National Australia Bank’s economics team have done an abrupt about-face on the outlook for Australian interest rates, calling for two further 25 basis point cuts from the Reserve Bank of Australia (RBA) next year, taking Australia’s cash rate to just 1%.
Beyond that aggressive forecast, a stark divergence to the “on-hold” view it previously held, the bank believes that there is also the possibility of unconventional monetary policy in the period ahead.
The premise for the call is a familiar one — the low inflation outlook for Australia — a major factor behind the two rate cuts delivered by the RBA so far this year.
CPI inflation is expected to remain below the target band for an extended period, while structural shifts in the economy and modest economic growth put pressure on the labour market in the longer-term. Although we are not as quiescent as the RBA with respect to house prices, nor are we convinced lower rates will have a material impact on inflation, we do expect the RBA will react by providing further support. This will include two more 25bp cuts in May and August 2017 (to a new low of 1%), which should be enough to stabilise the unemployment rate (which is currently a concern for the RBA) at just over 5½% and prevent economic growth from dropping below our forecast of 2.6% (average) in 2018. Monetary policy deliberations may then turn to the possible use of non-conventional policy measures if the outlook deteriorates further.
On inflation, the NAB suggests that “most of the factors currently suppressing inflation are likely to persist, including low wages growth, strong retail competition both domestically and offshore, low commodity prices globally and slow growth in rents as dwelling supply picks up”.

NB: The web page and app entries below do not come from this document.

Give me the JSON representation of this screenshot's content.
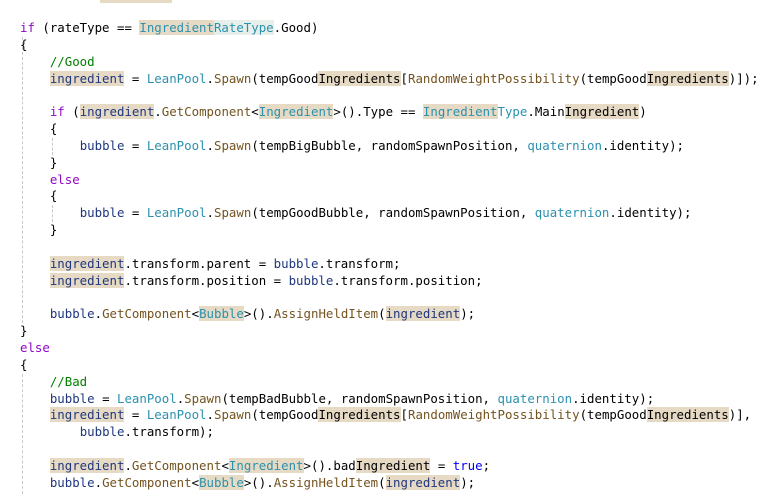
{
  "editor": {
    "colors": {
      "keyword": "#8f08c4",
      "type": "#2b91af",
      "method": "#74531f",
      "variable": "#1f377f",
      "comment": "#008000",
      "literal": "#0000ff",
      "highlight": "#e6dac4"
    },
    "lines": [
      [
        [
          "kw",
          "if"
        ],
        [
          "pl",
          " (rateType == "
        ],
        [
          "ty",
          "Ingredient",
          1
        ],
        [
          "ty",
          "RateType",
          2
        ],
        [
          "pl",
          ".Good)"
        ]
      ],
      [
        [
          "pl",
          "{"
        ]
      ],
      [
        [
          "pl",
          "    "
        ],
        [
          "cm",
          "//Good"
        ]
      ],
      [
        [
          "pl",
          "    "
        ],
        [
          "va",
          "ingredient",
          1
        ],
        [
          "pl",
          " = "
        ],
        [
          "ty",
          "LeanPool"
        ],
        [
          "pl",
          "."
        ],
        [
          "me",
          "Spawn"
        ],
        [
          "pl",
          "(tempGood"
        ],
        [
          "pl",
          "Ingredients",
          1
        ],
        [
          "pl",
          "["
        ],
        [
          "me",
          "RandomWeightPossibility"
        ],
        [
          "pl",
          "(tempGood"
        ],
        [
          "pl",
          "Ingredients",
          1
        ],
        [
          "pl",
          ")]);"
        ]
      ],
      [],
      [
        [
          "pl",
          "    "
        ],
        [
          "kw",
          "if"
        ],
        [
          "pl",
          " ("
        ],
        [
          "va",
          "ingredient",
          1
        ],
        [
          "pl",
          "."
        ],
        [
          "me",
          "GetComponent"
        ],
        [
          "pl",
          "<"
        ],
        [
          "ty",
          "Ingredient",
          1
        ],
        [
          "pl",
          ">().Type == "
        ],
        [
          "ty",
          "Ingredient",
          1
        ],
        [
          "ty",
          "Type"
        ],
        [
          "pl",
          ".Main"
        ],
        [
          "pl",
          "Ingredient",
          1
        ],
        [
          "pl",
          ")"
        ]
      ],
      [
        [
          "pl",
          "    {"
        ]
      ],
      [
        [
          "pl",
          "        "
        ],
        [
          "va",
          "bubble"
        ],
        [
          "pl",
          " = "
        ],
        [
          "ty",
          "LeanPool"
        ],
        [
          "pl",
          "."
        ],
        [
          "me",
          "Spawn"
        ],
        [
          "pl",
          "(tempBigBubble, randomSpawnPosition, "
        ],
        [
          "ty",
          "quaternion"
        ],
        [
          "pl",
          ".identity);"
        ]
      ],
      [
        [
          "pl",
          "    }"
        ]
      ],
      [
        [
          "pl",
          "    "
        ],
        [
          "kw",
          "else"
        ]
      ],
      [
        [
          "pl",
          "    {"
        ]
      ],
      [
        [
          "pl",
          "        "
        ],
        [
          "va",
          "bubble"
        ],
        [
          "pl",
          " = "
        ],
        [
          "ty",
          "LeanPool"
        ],
        [
          "pl",
          "."
        ],
        [
          "me",
          "Spawn"
        ],
        [
          "pl",
          "(tempGoodBubble, randomSpawnPosition, "
        ],
        [
          "ty",
          "quaternion"
        ],
        [
          "pl",
          ".identity);"
        ]
      ],
      [
        [
          "pl",
          "    }"
        ]
      ],
      [],
      [
        [
          "pl",
          "    "
        ],
        [
          "va",
          "ingredient",
          1
        ],
        [
          "pl",
          ".transform.parent = "
        ],
        [
          "va",
          "bubble"
        ],
        [
          "pl",
          ".transform;"
        ]
      ],
      [
        [
          "pl",
          "    "
        ],
        [
          "va",
          "ingredient",
          1
        ],
        [
          "pl",
          ".transform.position = "
        ],
        [
          "va",
          "bubble"
        ],
        [
          "pl",
          ".transform.position;"
        ]
      ],
      [],
      [
        [
          "pl",
          "    "
        ],
        [
          "va",
          "bubble"
        ],
        [
          "pl",
          "."
        ],
        [
          "me",
          "GetComponent"
        ],
        [
          "pl",
          "<"
        ],
        [
          "ty",
          "Bubble",
          1
        ],
        [
          "pl",
          ">()."
        ],
        [
          "me",
          "AssignHeldItem"
        ],
        [
          "pl",
          "("
        ],
        [
          "va",
          "ingredient",
          1
        ],
        [
          "pl",
          ");"
        ]
      ],
      [
        [
          "pl",
          "}"
        ]
      ],
      [
        [
          "kw",
          "else"
        ]
      ],
      [
        [
          "pl",
          "{"
        ]
      ],
      [
        [
          "pl",
          "    "
        ],
        [
          "cm",
          "//Bad"
        ]
      ],
      [
        [
          "pl",
          "    "
        ],
        [
          "va",
          "bubble"
        ],
        [
          "pl",
          " = "
        ],
        [
          "ty",
          "LeanPool"
        ],
        [
          "pl",
          "."
        ],
        [
          "me",
          "Spawn"
        ],
        [
          "pl",
          "(tempBadBubble, randomSpawnPosition, "
        ],
        [
          "ty",
          "quaternion"
        ],
        [
          "pl",
          ".identity);"
        ]
      ],
      [
        [
          "pl",
          "    "
        ],
        [
          "va",
          "ingredient",
          1
        ],
        [
          "pl",
          " = "
        ],
        [
          "ty",
          "LeanPool"
        ],
        [
          "pl",
          "."
        ],
        [
          "me",
          "Spawn"
        ],
        [
          "pl",
          "(tempGood"
        ],
        [
          "pl",
          "Ingredients",
          1
        ],
        [
          "pl",
          "["
        ],
        [
          "me",
          "RandomWeightPossibility"
        ],
        [
          "pl",
          "(tempGood"
        ],
        [
          "pl",
          "Ingredients",
          1
        ],
        [
          "pl",
          ")],"
        ]
      ],
      [
        [
          "pl",
          "        "
        ],
        [
          "va",
          "bubble"
        ],
        [
          "pl",
          ".transform);"
        ]
      ],
      [],
      [
        [
          "pl",
          "    "
        ],
        [
          "va",
          "ingredient",
          1
        ],
        [
          "pl",
          "."
        ],
        [
          "me",
          "GetComponent"
        ],
        [
          "pl",
          "<"
        ],
        [
          "ty",
          "Ingredient",
          1
        ],
        [
          "pl",
          ">().bad"
        ],
        [
          "pl",
          "Ingredient",
          1
        ],
        [
          "pl",
          " = "
        ],
        [
          "bl",
          "true"
        ],
        [
          "pl",
          ";"
        ]
      ],
      [
        [
          "pl",
          "    "
        ],
        [
          "va",
          "bubble"
        ],
        [
          "pl",
          "."
        ],
        [
          "me",
          "GetComponent"
        ],
        [
          "pl",
          "<"
        ],
        [
          "ty",
          "Bubble",
          1
        ],
        [
          "pl",
          ">()."
        ],
        [
          "me",
          "AssignHeldItem"
        ],
        [
          "pl",
          "("
        ],
        [
          "va",
          "ingredient",
          1
        ],
        [
          "pl",
          ");"
        ]
      ]
    ]
  }
}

Adding to the case for additional monetary policy support, in its opinion, the NAB believes that house price risks have become less of a constraint on the possibility of further rate cuts. It also notes that the RBA appears to be much more focused on highlighting the downside risks to the outlook, particularly in relation to uncertainty around the likely direction and the degree of spare capacity in the labour market.
It also believes that the outlook for Australian economic growth — expected to accelerate to above-trend levels based on forecasts released by the RBA in its quarterly statement on monetary policy last week — are tilted to the downside over the medium to long-term.
NAB continues to see a reasonably solid economy in the near-term, supported by an improved non-mining economy (particularly with strong growth in residential construction) and increased hard commodity production. However, the risks to the outlook going into 2018 are becoming increasingly apparent, as LNG exports flatten off at a high level and the dwelling construction cycle turns down. Consequently, NAB’s forecasts for GDP growth are factoring in more headwinds going forward, widening the spread between NAB and RBA forecasts to around 1½ ppts by late 2018 (NAB forecast 2.2% over 2018 vs RBA’s 3-4%).
The table below, supplied by the NAB, looks at its forecasts for GDP growth, underlying and headline inflation, comparing them to those offered by the RBA.
So there we have it. A major bank making a major call when it comes to the outlook for domestic interest rates.
While there are a handful of banks’ out there who have similar calls for the cash rate, the possible use of unconventional monetary policy beyond rate cuts makes this call stand out from the crowd.
Though the NAB doesn’t elaborate on what unconventional monetary policy measures may be introduced, with negative interest rates highly unlikely due to Australia running persistent current account deficits (let alone question marks over their effectiveness in stimulating economic activity), one suspects that it would involve asset purchases and loan programs, similar to measures already introduced by the Bank of England.
However, it’s all speculation at this point, not only as to what may arrive but if it will even be required.